The iconic “salt and pepper” towers will soon be missing from the center of the Longfellow Bridge.
Crews will get to work this weekend setting up scaffolding to remove the two towers that remain on the historic Charles River span. Two others were removed last March as part of the ongoing repair.
All the towers will eventually come back, but this spring and summer, the bridge will present a very different face.
The structures need to be taken apart block by block and cataloged, cleaned, and repaired, before crews put them back together and set them in place again.

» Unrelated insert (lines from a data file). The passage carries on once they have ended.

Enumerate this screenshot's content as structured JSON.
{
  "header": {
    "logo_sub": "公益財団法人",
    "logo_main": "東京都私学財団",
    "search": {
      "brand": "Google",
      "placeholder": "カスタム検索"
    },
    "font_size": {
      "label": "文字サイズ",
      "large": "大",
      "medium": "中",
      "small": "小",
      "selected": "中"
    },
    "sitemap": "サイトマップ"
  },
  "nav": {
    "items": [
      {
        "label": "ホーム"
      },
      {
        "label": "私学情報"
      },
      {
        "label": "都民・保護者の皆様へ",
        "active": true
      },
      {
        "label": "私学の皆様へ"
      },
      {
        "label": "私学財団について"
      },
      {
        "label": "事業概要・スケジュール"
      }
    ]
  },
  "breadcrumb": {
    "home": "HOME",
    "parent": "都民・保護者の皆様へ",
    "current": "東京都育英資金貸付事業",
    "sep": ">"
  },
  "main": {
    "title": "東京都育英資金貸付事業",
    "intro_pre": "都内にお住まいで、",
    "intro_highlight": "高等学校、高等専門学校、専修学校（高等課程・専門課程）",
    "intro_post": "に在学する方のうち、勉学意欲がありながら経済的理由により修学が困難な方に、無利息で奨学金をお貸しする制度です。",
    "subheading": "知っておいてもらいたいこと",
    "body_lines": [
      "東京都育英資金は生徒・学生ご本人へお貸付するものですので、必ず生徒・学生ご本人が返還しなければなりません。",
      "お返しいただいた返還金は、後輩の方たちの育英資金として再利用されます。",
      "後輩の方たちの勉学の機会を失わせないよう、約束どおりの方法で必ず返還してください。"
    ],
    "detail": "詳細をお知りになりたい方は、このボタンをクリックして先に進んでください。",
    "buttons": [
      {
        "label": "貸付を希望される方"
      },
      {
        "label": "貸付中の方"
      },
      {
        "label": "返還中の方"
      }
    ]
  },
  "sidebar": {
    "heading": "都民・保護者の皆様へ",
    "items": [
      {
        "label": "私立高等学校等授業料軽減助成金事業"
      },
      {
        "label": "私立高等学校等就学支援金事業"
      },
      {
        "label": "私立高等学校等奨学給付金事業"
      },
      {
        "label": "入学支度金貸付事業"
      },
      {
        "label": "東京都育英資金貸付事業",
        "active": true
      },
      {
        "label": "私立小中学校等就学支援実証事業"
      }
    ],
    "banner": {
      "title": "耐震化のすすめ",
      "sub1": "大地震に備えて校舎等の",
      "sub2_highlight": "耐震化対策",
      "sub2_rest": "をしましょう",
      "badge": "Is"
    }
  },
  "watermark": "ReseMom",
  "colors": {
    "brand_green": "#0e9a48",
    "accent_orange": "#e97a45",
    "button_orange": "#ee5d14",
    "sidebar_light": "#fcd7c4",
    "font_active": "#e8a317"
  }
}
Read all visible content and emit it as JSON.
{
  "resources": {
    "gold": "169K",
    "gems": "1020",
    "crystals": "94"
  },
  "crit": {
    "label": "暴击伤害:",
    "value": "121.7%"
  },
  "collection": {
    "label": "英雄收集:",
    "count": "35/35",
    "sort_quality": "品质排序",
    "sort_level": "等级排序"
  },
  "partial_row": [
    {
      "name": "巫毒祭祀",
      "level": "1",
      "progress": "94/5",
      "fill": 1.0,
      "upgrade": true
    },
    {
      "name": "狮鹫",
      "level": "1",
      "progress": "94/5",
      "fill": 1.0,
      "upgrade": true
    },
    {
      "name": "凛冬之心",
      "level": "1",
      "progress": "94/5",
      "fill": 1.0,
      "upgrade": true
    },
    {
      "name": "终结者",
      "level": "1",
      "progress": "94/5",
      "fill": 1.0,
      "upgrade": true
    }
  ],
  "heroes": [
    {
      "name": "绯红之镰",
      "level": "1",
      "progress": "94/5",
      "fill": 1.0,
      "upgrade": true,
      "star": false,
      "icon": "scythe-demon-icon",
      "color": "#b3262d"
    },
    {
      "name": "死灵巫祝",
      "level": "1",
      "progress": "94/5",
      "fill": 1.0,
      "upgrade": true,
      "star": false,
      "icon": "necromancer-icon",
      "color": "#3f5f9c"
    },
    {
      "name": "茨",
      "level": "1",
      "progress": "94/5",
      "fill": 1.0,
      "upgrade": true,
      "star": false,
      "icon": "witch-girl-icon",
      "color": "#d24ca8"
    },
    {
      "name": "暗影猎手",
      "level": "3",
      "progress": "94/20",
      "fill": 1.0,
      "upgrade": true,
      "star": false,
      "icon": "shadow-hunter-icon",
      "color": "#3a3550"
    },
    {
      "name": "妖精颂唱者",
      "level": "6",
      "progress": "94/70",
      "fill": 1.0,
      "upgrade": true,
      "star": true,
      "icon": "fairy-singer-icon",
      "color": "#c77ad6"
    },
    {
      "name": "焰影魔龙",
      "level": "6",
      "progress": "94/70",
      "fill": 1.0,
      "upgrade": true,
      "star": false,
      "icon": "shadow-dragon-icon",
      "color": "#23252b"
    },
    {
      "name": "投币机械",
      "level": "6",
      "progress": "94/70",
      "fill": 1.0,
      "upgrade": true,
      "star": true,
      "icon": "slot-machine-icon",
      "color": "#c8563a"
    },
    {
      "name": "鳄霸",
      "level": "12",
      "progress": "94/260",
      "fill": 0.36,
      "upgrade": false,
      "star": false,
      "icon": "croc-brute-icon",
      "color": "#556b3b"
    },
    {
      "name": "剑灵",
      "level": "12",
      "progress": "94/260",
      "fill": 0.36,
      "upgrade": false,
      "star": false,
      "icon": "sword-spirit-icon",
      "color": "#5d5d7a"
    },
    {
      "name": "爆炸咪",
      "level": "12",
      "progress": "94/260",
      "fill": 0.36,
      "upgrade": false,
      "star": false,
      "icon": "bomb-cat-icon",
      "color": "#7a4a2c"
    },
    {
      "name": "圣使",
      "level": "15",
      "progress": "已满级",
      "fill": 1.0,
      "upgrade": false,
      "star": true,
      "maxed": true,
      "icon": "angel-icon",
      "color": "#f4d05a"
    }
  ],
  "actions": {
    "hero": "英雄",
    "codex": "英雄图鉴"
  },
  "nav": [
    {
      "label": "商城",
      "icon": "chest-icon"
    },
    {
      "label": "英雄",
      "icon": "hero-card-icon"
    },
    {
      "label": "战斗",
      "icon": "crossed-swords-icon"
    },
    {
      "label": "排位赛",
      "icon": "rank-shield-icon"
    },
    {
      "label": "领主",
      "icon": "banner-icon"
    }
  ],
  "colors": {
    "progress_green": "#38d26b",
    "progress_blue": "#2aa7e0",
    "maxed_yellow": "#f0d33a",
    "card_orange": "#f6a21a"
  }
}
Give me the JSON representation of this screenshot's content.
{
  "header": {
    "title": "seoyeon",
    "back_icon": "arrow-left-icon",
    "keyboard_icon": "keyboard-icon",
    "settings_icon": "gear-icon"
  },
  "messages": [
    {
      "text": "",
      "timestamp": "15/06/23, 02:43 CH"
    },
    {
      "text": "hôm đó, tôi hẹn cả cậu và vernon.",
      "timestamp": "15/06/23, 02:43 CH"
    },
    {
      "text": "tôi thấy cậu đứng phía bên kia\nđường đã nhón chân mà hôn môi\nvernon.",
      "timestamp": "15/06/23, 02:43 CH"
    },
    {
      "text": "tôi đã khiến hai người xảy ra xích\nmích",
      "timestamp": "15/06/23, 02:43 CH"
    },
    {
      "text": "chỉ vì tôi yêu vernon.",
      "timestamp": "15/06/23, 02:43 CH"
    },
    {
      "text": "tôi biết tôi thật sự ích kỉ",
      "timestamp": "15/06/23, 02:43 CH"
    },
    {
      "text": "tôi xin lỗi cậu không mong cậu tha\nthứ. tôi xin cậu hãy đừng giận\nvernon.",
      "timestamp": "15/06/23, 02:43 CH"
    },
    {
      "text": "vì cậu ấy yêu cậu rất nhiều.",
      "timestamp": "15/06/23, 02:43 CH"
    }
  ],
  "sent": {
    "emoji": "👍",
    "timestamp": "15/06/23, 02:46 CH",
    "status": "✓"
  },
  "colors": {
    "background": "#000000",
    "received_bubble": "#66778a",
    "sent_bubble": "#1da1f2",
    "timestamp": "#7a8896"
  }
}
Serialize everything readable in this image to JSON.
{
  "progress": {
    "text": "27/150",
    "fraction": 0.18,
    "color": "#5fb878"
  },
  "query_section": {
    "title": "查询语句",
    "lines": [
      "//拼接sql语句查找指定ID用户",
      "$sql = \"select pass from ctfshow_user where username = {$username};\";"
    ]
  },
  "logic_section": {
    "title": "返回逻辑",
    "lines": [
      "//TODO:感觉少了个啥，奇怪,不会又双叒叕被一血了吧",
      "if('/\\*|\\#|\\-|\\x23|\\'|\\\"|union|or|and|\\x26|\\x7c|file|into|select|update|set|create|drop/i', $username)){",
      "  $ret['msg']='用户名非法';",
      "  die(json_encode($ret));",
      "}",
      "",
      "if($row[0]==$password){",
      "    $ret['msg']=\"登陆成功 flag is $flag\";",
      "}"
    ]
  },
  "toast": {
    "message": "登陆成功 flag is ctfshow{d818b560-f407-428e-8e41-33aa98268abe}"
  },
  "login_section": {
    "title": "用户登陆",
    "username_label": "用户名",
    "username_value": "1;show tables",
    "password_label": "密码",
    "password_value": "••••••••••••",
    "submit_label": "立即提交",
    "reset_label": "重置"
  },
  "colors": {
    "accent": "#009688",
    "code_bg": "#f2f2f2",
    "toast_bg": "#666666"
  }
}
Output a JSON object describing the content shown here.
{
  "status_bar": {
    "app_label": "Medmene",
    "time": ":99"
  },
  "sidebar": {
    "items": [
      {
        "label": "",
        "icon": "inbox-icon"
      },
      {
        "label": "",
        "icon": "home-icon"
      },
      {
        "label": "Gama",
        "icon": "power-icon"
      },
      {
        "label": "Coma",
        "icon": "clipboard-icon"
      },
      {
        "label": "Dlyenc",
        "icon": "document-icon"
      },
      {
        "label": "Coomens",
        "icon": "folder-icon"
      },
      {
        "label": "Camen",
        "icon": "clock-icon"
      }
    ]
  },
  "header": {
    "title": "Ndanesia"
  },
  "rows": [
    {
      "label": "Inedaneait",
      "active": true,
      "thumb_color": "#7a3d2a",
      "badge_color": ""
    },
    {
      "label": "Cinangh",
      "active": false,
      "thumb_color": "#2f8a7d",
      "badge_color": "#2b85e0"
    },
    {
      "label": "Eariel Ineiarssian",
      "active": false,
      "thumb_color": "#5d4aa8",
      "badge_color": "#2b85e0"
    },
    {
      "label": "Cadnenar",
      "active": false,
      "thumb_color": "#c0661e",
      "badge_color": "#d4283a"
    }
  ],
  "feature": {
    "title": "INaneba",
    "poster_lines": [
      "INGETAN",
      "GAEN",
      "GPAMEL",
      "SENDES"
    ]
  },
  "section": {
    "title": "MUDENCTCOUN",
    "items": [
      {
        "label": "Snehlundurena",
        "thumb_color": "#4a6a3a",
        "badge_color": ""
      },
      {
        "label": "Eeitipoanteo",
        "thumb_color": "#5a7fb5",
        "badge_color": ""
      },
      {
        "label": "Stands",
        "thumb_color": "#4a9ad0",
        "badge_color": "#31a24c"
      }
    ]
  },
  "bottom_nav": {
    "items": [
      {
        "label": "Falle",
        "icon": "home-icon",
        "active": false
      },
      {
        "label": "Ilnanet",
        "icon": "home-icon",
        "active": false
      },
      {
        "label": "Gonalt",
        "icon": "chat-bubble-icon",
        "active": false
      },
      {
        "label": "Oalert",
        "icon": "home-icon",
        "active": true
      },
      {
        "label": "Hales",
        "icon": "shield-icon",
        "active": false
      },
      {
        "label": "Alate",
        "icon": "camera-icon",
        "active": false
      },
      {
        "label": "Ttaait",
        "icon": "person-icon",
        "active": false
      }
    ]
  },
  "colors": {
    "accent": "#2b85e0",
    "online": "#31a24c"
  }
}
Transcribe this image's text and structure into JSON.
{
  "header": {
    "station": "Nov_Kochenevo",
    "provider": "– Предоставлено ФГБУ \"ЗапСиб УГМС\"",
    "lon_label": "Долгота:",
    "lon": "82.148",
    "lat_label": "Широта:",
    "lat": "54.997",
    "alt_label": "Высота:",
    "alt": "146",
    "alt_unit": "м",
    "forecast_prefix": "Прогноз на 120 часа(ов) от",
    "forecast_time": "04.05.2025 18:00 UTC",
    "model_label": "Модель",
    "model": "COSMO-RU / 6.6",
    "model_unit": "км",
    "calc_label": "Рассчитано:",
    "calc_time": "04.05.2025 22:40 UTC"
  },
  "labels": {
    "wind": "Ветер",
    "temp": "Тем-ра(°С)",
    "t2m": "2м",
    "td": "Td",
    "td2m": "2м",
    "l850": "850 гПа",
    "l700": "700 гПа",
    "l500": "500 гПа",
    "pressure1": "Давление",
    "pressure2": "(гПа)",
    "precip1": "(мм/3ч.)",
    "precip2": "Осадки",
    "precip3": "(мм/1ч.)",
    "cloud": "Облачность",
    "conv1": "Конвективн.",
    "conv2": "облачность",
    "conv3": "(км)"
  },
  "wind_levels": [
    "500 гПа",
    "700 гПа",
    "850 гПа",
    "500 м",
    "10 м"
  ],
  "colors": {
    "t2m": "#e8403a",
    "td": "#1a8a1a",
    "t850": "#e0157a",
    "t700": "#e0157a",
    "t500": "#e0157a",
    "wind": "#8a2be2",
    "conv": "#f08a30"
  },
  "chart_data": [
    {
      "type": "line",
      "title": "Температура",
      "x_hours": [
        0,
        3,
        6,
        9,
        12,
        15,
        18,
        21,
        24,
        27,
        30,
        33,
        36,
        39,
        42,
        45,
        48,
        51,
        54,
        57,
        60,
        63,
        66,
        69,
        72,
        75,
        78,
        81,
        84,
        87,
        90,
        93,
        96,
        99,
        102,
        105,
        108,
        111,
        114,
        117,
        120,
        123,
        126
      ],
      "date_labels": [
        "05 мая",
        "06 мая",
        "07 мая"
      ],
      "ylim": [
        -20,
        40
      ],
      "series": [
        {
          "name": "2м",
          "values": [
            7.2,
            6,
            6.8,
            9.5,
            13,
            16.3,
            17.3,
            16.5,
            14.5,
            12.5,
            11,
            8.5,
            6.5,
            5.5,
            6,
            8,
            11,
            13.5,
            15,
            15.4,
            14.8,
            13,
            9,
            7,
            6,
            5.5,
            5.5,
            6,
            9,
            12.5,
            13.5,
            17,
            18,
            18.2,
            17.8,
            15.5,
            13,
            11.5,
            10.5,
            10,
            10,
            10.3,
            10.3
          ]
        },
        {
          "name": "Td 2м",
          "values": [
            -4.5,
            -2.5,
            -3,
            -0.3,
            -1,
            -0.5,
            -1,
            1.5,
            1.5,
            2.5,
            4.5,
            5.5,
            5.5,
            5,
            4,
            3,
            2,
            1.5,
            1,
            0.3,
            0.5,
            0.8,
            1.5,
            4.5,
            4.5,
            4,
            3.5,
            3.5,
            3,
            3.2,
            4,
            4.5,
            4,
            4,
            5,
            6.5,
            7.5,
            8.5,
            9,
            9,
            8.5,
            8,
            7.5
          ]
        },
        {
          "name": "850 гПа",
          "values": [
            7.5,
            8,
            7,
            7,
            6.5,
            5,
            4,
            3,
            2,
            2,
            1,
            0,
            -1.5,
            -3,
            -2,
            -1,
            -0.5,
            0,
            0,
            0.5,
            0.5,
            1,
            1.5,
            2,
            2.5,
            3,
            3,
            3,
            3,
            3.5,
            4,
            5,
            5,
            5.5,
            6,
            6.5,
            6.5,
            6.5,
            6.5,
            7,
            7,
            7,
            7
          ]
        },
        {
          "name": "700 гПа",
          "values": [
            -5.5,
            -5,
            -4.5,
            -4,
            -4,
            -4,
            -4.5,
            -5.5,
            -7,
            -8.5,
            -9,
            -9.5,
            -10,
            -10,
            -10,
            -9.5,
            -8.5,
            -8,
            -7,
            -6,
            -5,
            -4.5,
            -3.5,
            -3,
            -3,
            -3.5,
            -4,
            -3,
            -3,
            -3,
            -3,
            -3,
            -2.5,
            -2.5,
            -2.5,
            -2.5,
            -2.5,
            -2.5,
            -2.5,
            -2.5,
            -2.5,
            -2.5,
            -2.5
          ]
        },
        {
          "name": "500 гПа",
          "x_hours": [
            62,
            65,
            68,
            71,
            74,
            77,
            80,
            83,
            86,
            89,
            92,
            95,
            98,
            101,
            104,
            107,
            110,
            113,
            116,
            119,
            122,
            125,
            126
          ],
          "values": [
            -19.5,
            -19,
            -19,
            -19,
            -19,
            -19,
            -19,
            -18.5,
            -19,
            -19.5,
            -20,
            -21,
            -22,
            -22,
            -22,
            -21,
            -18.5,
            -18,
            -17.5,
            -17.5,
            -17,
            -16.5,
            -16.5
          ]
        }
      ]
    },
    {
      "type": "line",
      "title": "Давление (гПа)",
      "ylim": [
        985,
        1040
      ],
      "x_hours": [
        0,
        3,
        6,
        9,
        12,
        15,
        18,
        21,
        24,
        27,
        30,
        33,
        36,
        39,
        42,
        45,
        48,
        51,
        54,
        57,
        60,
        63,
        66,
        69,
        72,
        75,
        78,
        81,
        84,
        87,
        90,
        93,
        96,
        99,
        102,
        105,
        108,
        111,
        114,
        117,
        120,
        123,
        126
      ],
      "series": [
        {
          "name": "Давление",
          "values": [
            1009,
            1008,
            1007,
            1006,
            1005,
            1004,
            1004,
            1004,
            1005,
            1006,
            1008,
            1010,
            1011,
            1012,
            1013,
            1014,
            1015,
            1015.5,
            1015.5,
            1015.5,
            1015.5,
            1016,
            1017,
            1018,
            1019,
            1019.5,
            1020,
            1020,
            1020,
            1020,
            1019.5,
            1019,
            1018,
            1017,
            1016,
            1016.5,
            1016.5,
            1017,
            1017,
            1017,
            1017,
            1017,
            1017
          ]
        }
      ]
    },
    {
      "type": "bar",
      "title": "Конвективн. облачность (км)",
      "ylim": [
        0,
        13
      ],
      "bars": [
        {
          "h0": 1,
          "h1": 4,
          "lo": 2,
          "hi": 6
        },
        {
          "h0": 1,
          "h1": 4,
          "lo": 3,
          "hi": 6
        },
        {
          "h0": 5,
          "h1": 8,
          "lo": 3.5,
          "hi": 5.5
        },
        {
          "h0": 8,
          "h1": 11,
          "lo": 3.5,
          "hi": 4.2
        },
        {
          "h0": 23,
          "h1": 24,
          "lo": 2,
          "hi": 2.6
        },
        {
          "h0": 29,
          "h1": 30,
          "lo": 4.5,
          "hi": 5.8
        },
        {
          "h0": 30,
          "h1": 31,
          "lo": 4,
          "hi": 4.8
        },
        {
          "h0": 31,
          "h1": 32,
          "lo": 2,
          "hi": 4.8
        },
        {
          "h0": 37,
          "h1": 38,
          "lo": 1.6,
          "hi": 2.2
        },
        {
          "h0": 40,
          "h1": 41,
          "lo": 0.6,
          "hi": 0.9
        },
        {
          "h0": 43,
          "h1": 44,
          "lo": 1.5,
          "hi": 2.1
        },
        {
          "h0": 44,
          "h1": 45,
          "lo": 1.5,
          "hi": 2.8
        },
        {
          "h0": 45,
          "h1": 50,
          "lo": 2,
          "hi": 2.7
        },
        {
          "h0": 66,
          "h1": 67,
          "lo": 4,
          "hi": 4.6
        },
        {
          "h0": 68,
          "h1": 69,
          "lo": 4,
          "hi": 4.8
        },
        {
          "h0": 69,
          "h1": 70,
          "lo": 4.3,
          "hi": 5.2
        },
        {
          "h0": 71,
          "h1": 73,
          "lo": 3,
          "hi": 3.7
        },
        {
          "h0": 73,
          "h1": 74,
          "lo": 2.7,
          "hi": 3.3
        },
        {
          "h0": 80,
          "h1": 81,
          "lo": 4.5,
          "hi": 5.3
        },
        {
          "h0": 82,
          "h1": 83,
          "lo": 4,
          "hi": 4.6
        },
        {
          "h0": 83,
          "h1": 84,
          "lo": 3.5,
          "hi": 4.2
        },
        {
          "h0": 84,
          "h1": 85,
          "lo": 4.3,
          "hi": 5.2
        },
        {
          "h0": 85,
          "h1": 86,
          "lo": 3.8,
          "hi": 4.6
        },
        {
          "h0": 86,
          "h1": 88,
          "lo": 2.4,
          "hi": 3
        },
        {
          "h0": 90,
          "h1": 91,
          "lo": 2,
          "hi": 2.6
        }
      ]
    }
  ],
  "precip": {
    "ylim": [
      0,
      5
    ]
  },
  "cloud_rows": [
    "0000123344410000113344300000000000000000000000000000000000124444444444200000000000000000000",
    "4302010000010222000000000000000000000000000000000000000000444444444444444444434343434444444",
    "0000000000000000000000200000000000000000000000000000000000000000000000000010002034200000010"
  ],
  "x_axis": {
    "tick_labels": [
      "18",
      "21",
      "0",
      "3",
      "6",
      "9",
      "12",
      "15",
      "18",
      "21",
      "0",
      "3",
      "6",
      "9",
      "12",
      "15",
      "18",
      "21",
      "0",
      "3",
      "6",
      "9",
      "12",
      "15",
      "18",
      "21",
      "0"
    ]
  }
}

Officials from the Massachusetts Department of Transportation said they will begin the dismantling by shifting pedestrian and cyclist access along the bridge, then setting up a work zone and scaffolding.
“Once the shared space is created and scaffolding is installed, MassDOT will begin removing the tower stones for storage, cleaning, and repair,” officials said in a blog post Friday.
That portion of the work should begin in April, depending on the weather. The restoration is part of an estimated $255 million overhaul to address the bridge’s structural deficiencies.
The four towers originally cost $100,000 each to build and were placed on the bridge as the “crowning achievement” in 1907, when the connection between Boston and Cambridge was completed. Each 58-foot tower is made up of 515 granite stones, which vary in size and can weigh as much as 3 tons apiece, according to MassDOT.
The granite stones will be carefully lowered to the sidewalk level by a barge-mounted crane.
The first two upstream towers were taken apart for restoration last March. It took crews weeks to dislodge the granite blocks that make up the prominent structures. They will be reassembled later this year, officials said.
Steve Annear can be reached at firstname.lastname@example.org.